It makes no sense at all to eliminate the National Endowment for the Arts as the current administration wants to do. It does nothing to balance the budget. It’s purely being considered because of political reasons.
To be honest, I hadn’t realized just how little a budget the NEA was working with. I mean really, less than $150 million a year! To support the arts at a national level for such a paltry amount of money is a disgrace in itself.
Here’s some math I did. I found that 65 million voters selected Clinton for President last year. If half of those voters were to spend even $200 (two hundred dollars) in original works by contemporary (living) artists, it would equal well over $6,000,000,000 (six billion dollars!) in art sales this year. That’s only $200 in original artwork in a year! It’s good for people to have art in their lives, it’s good for the country economically, culturally, socially, and its good for contemporary artists.
I enjoy buying artwork for myself and gifts. I also appreciate it when I receive art as a gift.
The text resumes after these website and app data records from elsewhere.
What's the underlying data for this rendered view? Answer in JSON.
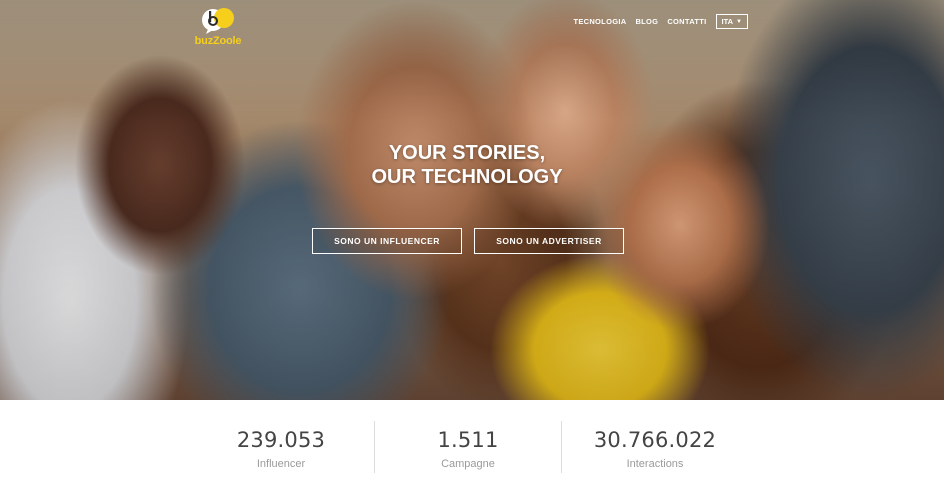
{
  "brand": {
    "name": "buzZoole",
    "colors": {
      "accent": "#f5cf1b",
      "text_dark": "#444444",
      "text_muted": "#9a9a9a"
    }
  },
  "nav": {
    "items": [
      {
        "label": "TECNOLOGIA"
      },
      {
        "label": "BLOG"
      },
      {
        "label": "CONTATTI"
      }
    ],
    "language": {
      "selected": "ITA",
      "icon": "chevron-down-icon"
    }
  },
  "hero": {
    "headline_line1": "YOUR STORIES,",
    "headline_line2": "OUR TECHNOLOGY",
    "cta_influencer": "SONO UN INFLUENCER",
    "cta_advertiser": "SONO UN ADVERTISER"
  },
  "stats": [
    {
      "value": "239.053",
      "label": "Influencer"
    },
    {
      "value": "1.511",
      "label": "Campagne"
    },
    {
      "value": "30.766.022",
      "label": "Interactions"
    }
  ]
}
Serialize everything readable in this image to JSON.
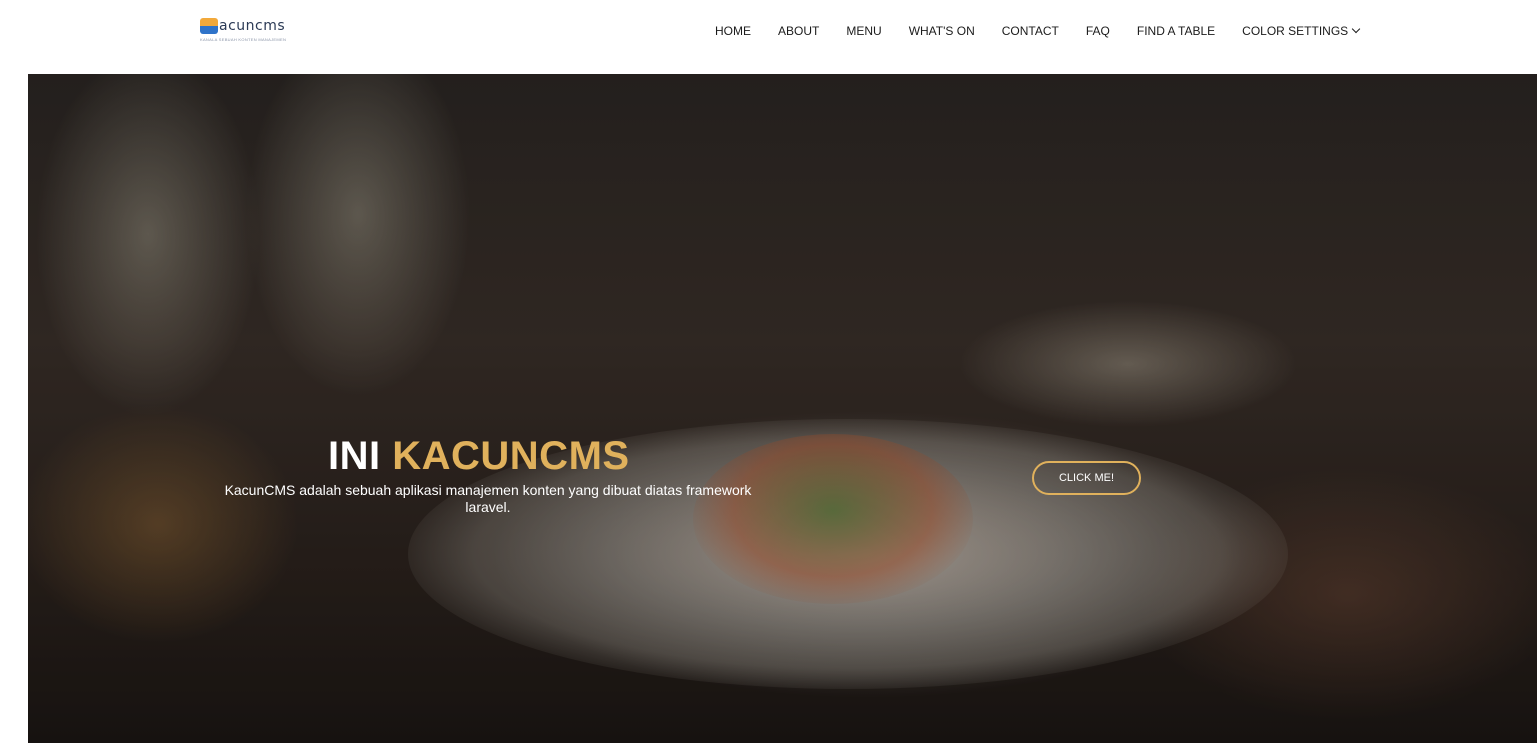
{
  "brand": {
    "name": "acuncms",
    "tagline": "KANALA SEBUAH KONTEN MANAJEMEN"
  },
  "nav": {
    "items": [
      {
        "label": "HOME"
      },
      {
        "label": "ABOUT"
      },
      {
        "label": "MENU"
      },
      {
        "label": "WHAT'S ON"
      },
      {
        "label": "CONTACT"
      },
      {
        "label": "FAQ"
      },
      {
        "label": "FIND A TABLE"
      },
      {
        "label": "COLOR SETTINGS"
      }
    ]
  },
  "hero": {
    "title_part1": "INI",
    "title_part2": "KACUNCMS",
    "subtitle": "KacunCMS adalah sebuah aplikasi manajemen konten yang dibuat diatas framework laravel.",
    "button_label": "CLICK ME!"
  },
  "colors": {
    "accent": "#e0b15c",
    "nav_text": "#1b1b1b",
    "logo_orange": "#f2a93b",
    "logo_blue": "#2f73c9"
  }
}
I’m currently reading two books on aesthetics which I find fascinating. I’m still at the beginnings of both books but already they have me contemplating the “why” of art more deeply. As an artist I create from a relish for nature, a relish for beauty, a relish for life. It is a consciousness raising experience and one that lifts my humanity. I respond to natural beauty through aesthetic experience and translate that into my own interpretation, striving to create something beautiful in itself. When I respond to a field of grass aesthetically, I’m not trying to recreate that field. What I am doing is trying to relate my unique aesthetic experience of that field to a viewer so that they may feel about it the way I did.
If I am successful with my creation then I have affected some response in the viewer which raises their consciousness and relish for life as well.
I’m busy with last preparations for my first fall show of the year which is also at a new venue for me – Wheaton Village in Millville, NJ. The Festival of Fine Craft at Wheaton Village has a great history and excellent reputation. I am excited about being a part of the show this year. Wheaton Village Fine Craft Show
I believe that collecting art and creating art have a number of similarities. I see both as being creative processes. The artist creates work that is an expression of some aspect of who they are as a person, while the art collector expresses themselves through the selection and arrangement of art. In both endeavors the choices made are very personal.
In Erling Kagge’s book A Poor Collector’s Guide to Buying Great Art, he states “Building a collection is much like living life or writing your autobiography – it is intensely personal.” Kagge continues, “you need to follow your own path.”
I feel that the making of art is very autobiographical as well, and that following one’s own path in it’s creation is very important.
Kagge speaks too about being obsessed with the building of an art collection if it is to be of significance. He suggests that a collector’s budget must be secondary to the passion of acquisition. “I recommend that you just start buying, that you don’t spend too much time thinking” he says. In some ways this could be good advice for artists as well; just start creating, don’t spend too much time thinking.
I also like Kagge’s advice to just hang artwork in your home and office, allowing time to get to know it, and then evaluate more fully how you feel about the work. It is in that way he suggests, that a collector can develop their own tastes for what they want to collect. I do something similar sometimes when making a new print. I tape the print to my studio wall so that I can look at it often and with fresh eyes to determine if its my best work and pleases me. In that sense, I am also developing my own taste.
The image below represents my taste for minimalism, simplicity, quietness, and an appreciation of Japanese woodblock paintings. I enjoy the lines, the balance and tension in the image. I feel that it is simple yet engaging. A pigment giclee print is available directly from my website – HERE